Kurdistan Region President Masoud Barzani has resigned with the message that he remains a Peshmerga, committed to the Kurdish cause and confident that one day Kurds will see independence
ERBIL, Kurdistan Region – Kurdistan Region President Masoud Barzani has resigned with the message that he remains a Peshmerga, committed to the Kurdish cause and confident that one day Kurds will see independence.
His last months in office saw the Kurdistan Region reach elevated highs after the independence referendum, but tumble to disastrous lows when Iraqi forces took over disputed areas and internal disputes erupted.
In a televised address three days before the end of his term as president, Barzani reiterated that he refuses any extension to his time in office beyond November 1, but he pledged to remain with his people, serving as a Peshmerga in the struggle for independence.

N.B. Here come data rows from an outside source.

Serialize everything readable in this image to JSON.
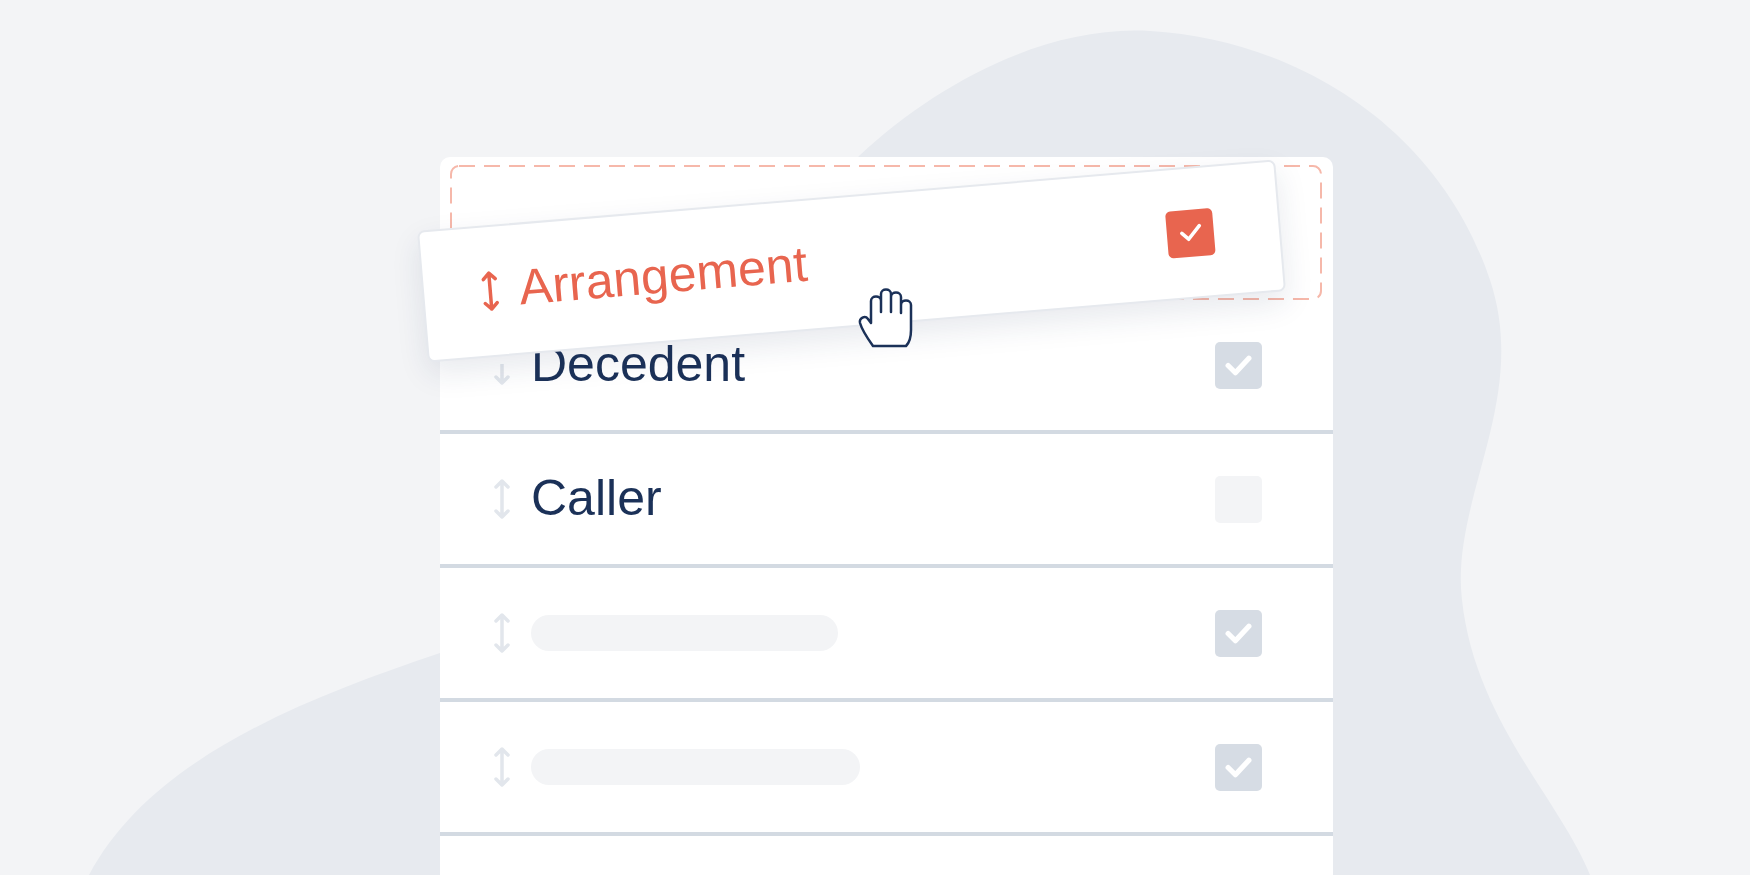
{
  "dragged_item": {
    "label": "Arrangement",
    "checked": true
  },
  "rows": [
    {
      "kind": "text",
      "label": "Decedent",
      "checked": true
    },
    {
      "kind": "text",
      "label": "Caller",
      "checked": false
    },
    {
      "kind": "skeleton",
      "checked": true
    },
    {
      "kind": "skeleton",
      "checked": true
    }
  ]
}
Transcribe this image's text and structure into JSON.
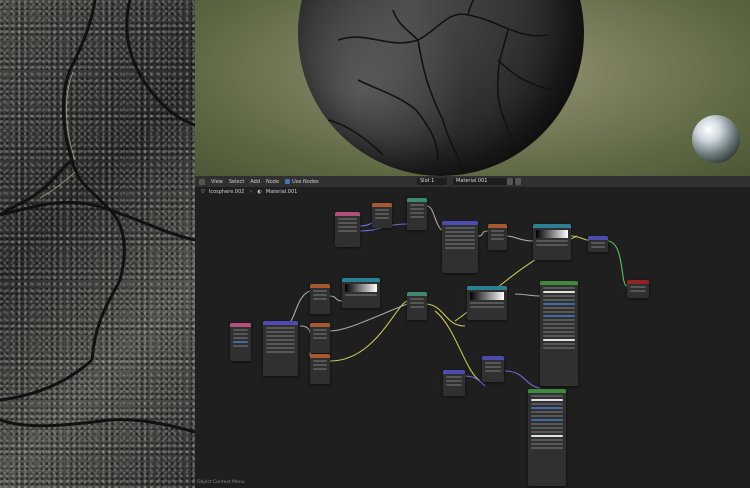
{
  "node_editor": {
    "menu": [
      "View",
      "Select",
      "Add",
      "Node"
    ],
    "use_nodes_label": "Use Nodes",
    "slot_label": "Slot 1",
    "material_name": "Material.001",
    "breadcrumb": [
      "Icosphere.002",
      "Material.001"
    ],
    "status_text": "Object Context Menu"
  },
  "colors": {
    "header_bg": "#303030",
    "editor_bg": "#1f1f1f",
    "accent": "#4772b3",
    "wire_yellow": "#c7c75a",
    "wire_grey": "#a8a8a8",
    "wire_purple": "#6b6bd6",
    "wire_green": "#5fbf5f"
  },
  "icons": [
    "checkbox-icon",
    "material-icon",
    "pin-icon",
    "mesh-icon",
    "shader-icon"
  ]
}
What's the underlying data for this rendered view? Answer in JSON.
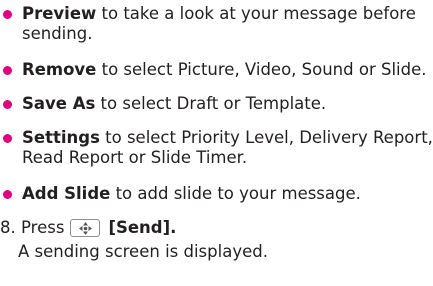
{
  "bullets": [
    {
      "term": "Preview",
      "rest": " to take a look at your message before sending."
    },
    {
      "term": "Remove",
      "rest": " to select Picture, Video, Sound or Slide."
    },
    {
      "term": "Save As",
      "rest": " to select Draft or Template."
    },
    {
      "term": "Settings",
      "rest": " to select Priority Level, Delivery Report, Read Report or Slide Timer."
    },
    {
      "term": "Add Slide",
      "rest": " to add slide to your message."
    }
  ],
  "step": {
    "number": "8.",
    "press_label": "Press",
    "key_icon": "navigation-key-icon",
    "key_label": "[Send].",
    "note": "A sending screen is displayed."
  },
  "colors": {
    "bullet": "#e4007f",
    "text": "#231f20"
  }
}
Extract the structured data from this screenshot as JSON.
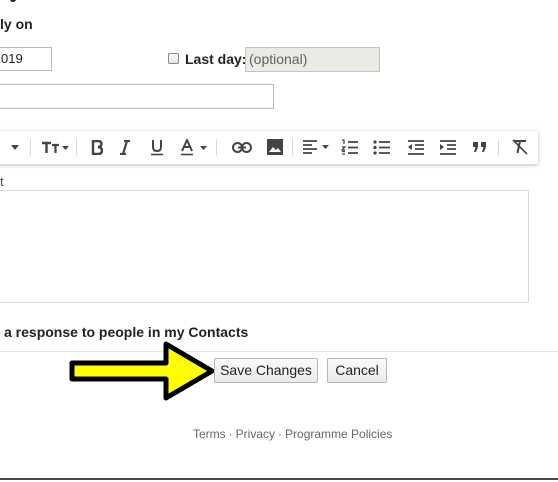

With respect to Baghdad’s military maneuvers this month, Barzani opined that such events would have occurred even without the referendum. He said that Baghdad postponed the Hawija offensive intentionally in order to build up forces ready to mobilize against Kurdistan.
“Even if the referendum wasn’t held, there was a plan to attack Kurdistani areas and destabilize the situation in the Kurdistan Region. The culture in Baghdad hasn’t changed,” he said, adding that the central government does not believe in federalism.
He said the use of Iraqi forces in a political struggle is unconstitutional and a continuation of the same mentality and culture of genocide against the Kurds.
Barzani offered that Kurdistan sought dialogue and still favours dialogue, but “vain” authorities in Baghdad sought war, especially the Shiite militias, and the Peshmerga were forced to defend themselves.
“We don’t want bloodshed. We want the problems to be resolved through dialogue. But if you intend to wage war, we will choose death and won’t allow our honor to be broken,” Barzani said, adding that he hopes Baghdad will be ready to talk.
He blamed the quick Kurdish retreat from the majority of the disputed areas on “treason,” saying Kirkuk was handed over to the Iraqis.
“The Peshmerga and all the people of Kurdistan were stabbed in the back by a poisonous dagger,” he said.
Despite the problems, he said that no one can erase the voices of three million people calling for independence.
The Kurdistan Region, some of the disputed or Kurdistani areas claimed by Erbil and Baghdad, and the diaspora participated in the September 25 referendum to support independence. Nearly 93 percent of ballots indicated ‘Yes’ for independence.
Iraqi forces including the Iran-backed Hashd al-Shaabi paramilitaries began taking control of the disputed areas on October 15. They want to impose federal control on borders, waterways, and oil fields.
Barzani emotionally campaigned in favor of holding the referendum despite calls from the international community to postpone the vote.
His term was last extended in August 2015 until such time as elections are held. Barzani called for presidential and parliamentary elections to be held on November 1 – a date that was subsequently postponed by parliament.
He submitted a letter to parliament on Saturday, announcing his resignation.